By William W. Abbott

The Court of Appeal, Fourth Appellate District, in a very fact-rich decision, addressed three common areas of California Environmental Quality Act (“CEQA”) litigation: water supply analysis/assessment; agricultural lands mitigation; and statements of overriding considerations. In Cherry Valley Pass Acres and Neighbors v. City of Beaumont  (Nov. 22, 2010, No. E049651) ____ Cal.App.4th ____, the facts involve a proposed specific plan considered by the City of Beaumont. Project opponents filed a CEQA challenge, and the trial court ruled for the City and the applicant. The core of the specific plan included property (“Sunny-Cal”) which had been an active egg production facility from the 1960’s to 2005. After that date, the declining economics of the egg industry resulted in the egg farm closing and the intensity of the agricultural operations declined. The Beaumont environs is a rapidly urbanizing area, and has been for a number of years, the result of which is that historic agricultural activities continue to be subject to constant pressure.

Beaumont and the surrounding area sits over a groundwater basin known as the Beaumont basin. In 2004, as a result of litigation to adjudicate groundwater rights, the litigation involving a number of affected agencies and landowners resulted in a determination that the safe yield for the basin was 8650 acre feet per annum (“afa”), with 1784 afa allocated to Sunny-Cal. This number was based upon historic groundwater pumping by the egg farm. The water supply assessment for the specific plan recognized Sunny-Cal’s rights (the 1784 afa allocation) as part of the baseline, as compared to the amount of water used on site in its post egg farm agricultural activities (estimated at 50 afa). Although the decision also discusses other water supply planning efforts then pending by affected water agencies, the key legal question for the Fourth District was whether the most recent use (50 afa) was the appropriate baseline, or the adjudicated amount? CEQA generally directs lead agencies to use existing physical conditions when preparing CEQA documents, but as the court recognized, Guidelines section 15125 leave room for the lead agency to utilize an alternative baseline, which the appellate court determined was appropriate in light of the adjudication. Notably, in upholding the lead agency’s decision, the court ruled that appropriate judicial review was the more deferential substantial evidence test, given that the agency had the discretion to choose, and that it was not purely a question of law. Thus, although there may have been other evidence regarding groundwater issues in the basin, there was an adequate basis to support the recognition of Sunny-Cal’s rights.
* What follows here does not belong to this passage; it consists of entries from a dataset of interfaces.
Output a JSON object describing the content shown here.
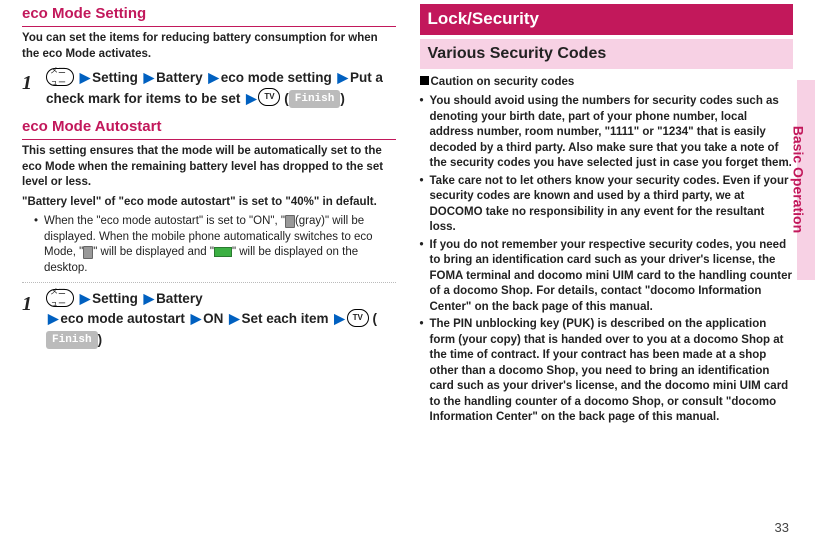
{
  "left": {
    "heading1": "eco Mode Setting",
    "intro1": "You can set the items for reducing battery consumption for when the eco Mode activates.",
    "step1_num": "1",
    "step1_menu": "メニュー",
    "step1_s1": "Setting",
    "step1_s2": "Battery",
    "step1_s3": "eco mode setting",
    "step1_s4": "Put a check mark for items to be set",
    "tv_label": "TV",
    "finish": "Finish",
    "heading2": "eco Mode Autostart",
    "intro2a": "This setting ensures that the mode will be automatically set to the eco Mode when the remaining battery level has dropped to the set level or less.",
    "intro2b": "\"Battery level\" of \"eco mode autostart\" is set to \"40%\" in default.",
    "bullet2": "When the \"eco mode autostart\" is set to \"ON\", \"",
    "bullet2_after1": "(gray)\" will be displayed. When the mobile phone automatically switches to eco Mode, \"",
    "bullet2_after2": "\" will be displayed and \"",
    "bullet2_after3": "\" will be displayed on the desktop.",
    "step2_num": "1",
    "step2_s1": "Setting",
    "step2_s2": "Battery",
    "step2_s3": "eco mode autostart",
    "step2_s4": "ON",
    "step2_s5": "Set each item"
  },
  "right": {
    "blockTitle": "Lock/Security",
    "subTitle": "Various Security Codes",
    "cautionHead": "Caution on security codes",
    "b1": "You should avoid using the numbers for security codes such as denoting your birth date, part of your phone number, local address number, room number, \"1111\" or \"1234\" that is easily decoded by a third party. Also make sure that you take a note of the security codes you have selected just in case you forget them.",
    "b2": "Take care not to let others know your security codes. Even if your security codes are known and used by a third party, we at DOCOMO take no responsibility in any event for the resultant loss.",
    "b3": "If you do not remember your respective security codes, you need to bring an identification card such as your driver's license, the FOMA terminal and docomo mini UIM card to the handling counter of a docomo Shop. For details, contact \"docomo Information Center\" on the back page of this manual.",
    "b4": "The PIN unblocking key (PUK) is described on the application form (your copy) that is handed over to you at a docomo Shop at the time of contract. If your contract has been made at a shop other than a docomo Shop, you need to bring an identification card such as your driver's license, and the docomo mini UIM card to the handling counter of a docomo Shop, or consult \"docomo Information Center\" on the back page of this manual."
  },
  "side": "Basic Operation",
  "pageNum": "33"
}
The lead agency had also concluded that mitigation of the loss of agricultural lands was not feasible, a notable issue of continuing debate in courts throughout California. The EIR recognized the long term trend in agricultural land conversion and concluded that mitigation was not feasible. While the evidence in support of this conclusion is not detailed in the appellate decision, the court recites that the evidence in the record supported the conclusion that the historic and expected trends would eventually result in decreased agricultural land if for no other reason than the farmers selling their land for urban development. The appellate court cited to the decision in Defend the Bay v. City of Irvine (2004) 119 Cal.App.4th 1261 for a similar proposition regarding negative farm economics. The lesson to be learned here is obvious: whether it’s agricultural land or other resources, the lead agency and/or the real party in interest needs to develop an appropriate level of evidentiary support if it desires to support a determination that a mitigation measure is infeasible.

Finally, with respect the statement of overriding considerations, the lead agency had identified eight separate benefits to justify approval of the project, notwithstanding the significant unmitigated impacts. Tactically, the City’s findings took the approach that each of the eight reasons independently supported project approval, thus forcing the opponents into overturning all eight benefits, a significant undertaking. These benefits in many cases were broadly stated, and although the opponents argued that some of benefits were nothing more than stated characteristics of the project, the appellate court correctly stated that it could not substitute its judgment for that of the city council.

William W. Abbott is a partner at Abbott & Kindermann, LLP. For questions relating to this article or any other California land use, real estate, environmental and/or planning issues contact Abbott & Kindermann, LLP at (916) 456-9595.

The information presented in this article should not be construed to be formal legal advice by Abbott & Kindermann, LLP, nor the formation of a lawyer/client relationship. Because of the changing nature of this area of the law and the importance of individual facts, readers are encouraged to seek independent counsel for advice regarding their individual legal issues.